Ottawa toughens mortgage rules again, eyes debt
By Ka Yan Ng and David Ljunggren
TORONTO/OTTAWA (Reuters) - Canada moved on Monday to tighten its mortgage rules for the second time in less than a year, citing the need to prevent the kind of housing market problems that led other countries into financial crisis.
The new rules, designed to ensure Canadians don't take on more debt than they can handle, took aim at mortgage amortization, refinancing and the use of lines of credit secured by homes.
Many U.S. homeowners borrowed against the rising value of their houses and refinanced mortgages to fund spending in the run-up to the global recession.
Finance Minister Jim Flaherty, who warned that Canadian interest rates were bound to go up, said the new measures would "have some moderating effect on the (housing) market."
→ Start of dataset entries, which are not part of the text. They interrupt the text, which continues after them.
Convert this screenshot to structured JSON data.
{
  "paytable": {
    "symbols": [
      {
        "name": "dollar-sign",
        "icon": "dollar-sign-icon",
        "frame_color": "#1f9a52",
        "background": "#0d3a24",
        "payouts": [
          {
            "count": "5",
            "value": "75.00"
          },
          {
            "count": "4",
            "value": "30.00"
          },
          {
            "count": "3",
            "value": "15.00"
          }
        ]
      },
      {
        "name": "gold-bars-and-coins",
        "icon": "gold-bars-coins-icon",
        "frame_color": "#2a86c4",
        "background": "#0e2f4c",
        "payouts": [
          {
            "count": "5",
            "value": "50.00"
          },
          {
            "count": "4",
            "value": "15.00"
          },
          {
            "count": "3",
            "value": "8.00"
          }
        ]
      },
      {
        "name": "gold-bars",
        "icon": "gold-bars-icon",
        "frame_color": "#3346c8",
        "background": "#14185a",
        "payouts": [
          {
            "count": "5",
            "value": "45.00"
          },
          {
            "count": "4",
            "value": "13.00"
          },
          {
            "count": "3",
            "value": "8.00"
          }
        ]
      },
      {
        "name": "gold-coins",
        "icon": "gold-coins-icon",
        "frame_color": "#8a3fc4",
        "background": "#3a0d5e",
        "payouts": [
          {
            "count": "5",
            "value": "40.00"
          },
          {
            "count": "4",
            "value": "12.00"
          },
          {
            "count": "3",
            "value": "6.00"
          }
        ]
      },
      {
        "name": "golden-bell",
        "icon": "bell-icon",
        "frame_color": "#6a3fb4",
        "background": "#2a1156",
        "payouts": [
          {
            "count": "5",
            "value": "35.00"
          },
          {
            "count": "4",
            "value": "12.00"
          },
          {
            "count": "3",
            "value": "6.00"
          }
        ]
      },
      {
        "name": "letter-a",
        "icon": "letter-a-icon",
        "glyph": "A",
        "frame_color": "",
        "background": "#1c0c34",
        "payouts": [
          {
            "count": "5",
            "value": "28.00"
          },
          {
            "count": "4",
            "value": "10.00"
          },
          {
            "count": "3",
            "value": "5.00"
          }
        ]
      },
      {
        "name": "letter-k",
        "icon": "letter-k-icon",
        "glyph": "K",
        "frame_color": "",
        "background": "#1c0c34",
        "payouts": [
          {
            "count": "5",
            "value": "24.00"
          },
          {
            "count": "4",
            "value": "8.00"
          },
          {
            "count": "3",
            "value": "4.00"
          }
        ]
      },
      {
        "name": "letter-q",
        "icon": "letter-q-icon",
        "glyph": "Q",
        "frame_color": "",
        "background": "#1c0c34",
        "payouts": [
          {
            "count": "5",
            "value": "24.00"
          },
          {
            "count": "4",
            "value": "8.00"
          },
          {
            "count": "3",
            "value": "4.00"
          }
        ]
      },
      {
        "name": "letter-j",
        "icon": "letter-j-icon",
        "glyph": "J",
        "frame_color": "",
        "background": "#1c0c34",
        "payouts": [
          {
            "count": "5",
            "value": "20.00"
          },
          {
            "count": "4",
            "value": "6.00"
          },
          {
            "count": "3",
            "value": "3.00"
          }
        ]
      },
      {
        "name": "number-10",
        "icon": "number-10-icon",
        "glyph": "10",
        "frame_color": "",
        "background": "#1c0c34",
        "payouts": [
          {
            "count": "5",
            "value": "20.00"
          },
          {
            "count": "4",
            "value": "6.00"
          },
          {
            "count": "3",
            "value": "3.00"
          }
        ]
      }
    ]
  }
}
"The main reason we're taking the action is for the longer term, that we avoid even the beginning of the development of the kinds of issues that have happened in some other countries, that have been very damaging to families," Flaherty said.
Canada's housing market avoided the meltdowns seen in countries like the United States, Britain and Ireland during the global recession. Resale prices dropped in 2008, then rebounded sharply the following year thanks to low mortgage rates that made it easier for customers to borrow money.
This sparked a rise in borrowing that has alarmed some policymakers. Recent data from Statistics Canada shows Canadian household debt has risen to a record C$6.1 trillion, or 148 percent of disposable income.
Flaherty said the insurance had become "particularly risky" because some Canadians were using the lines of credit to buy things like boats, cars and big screen televisions. Continued...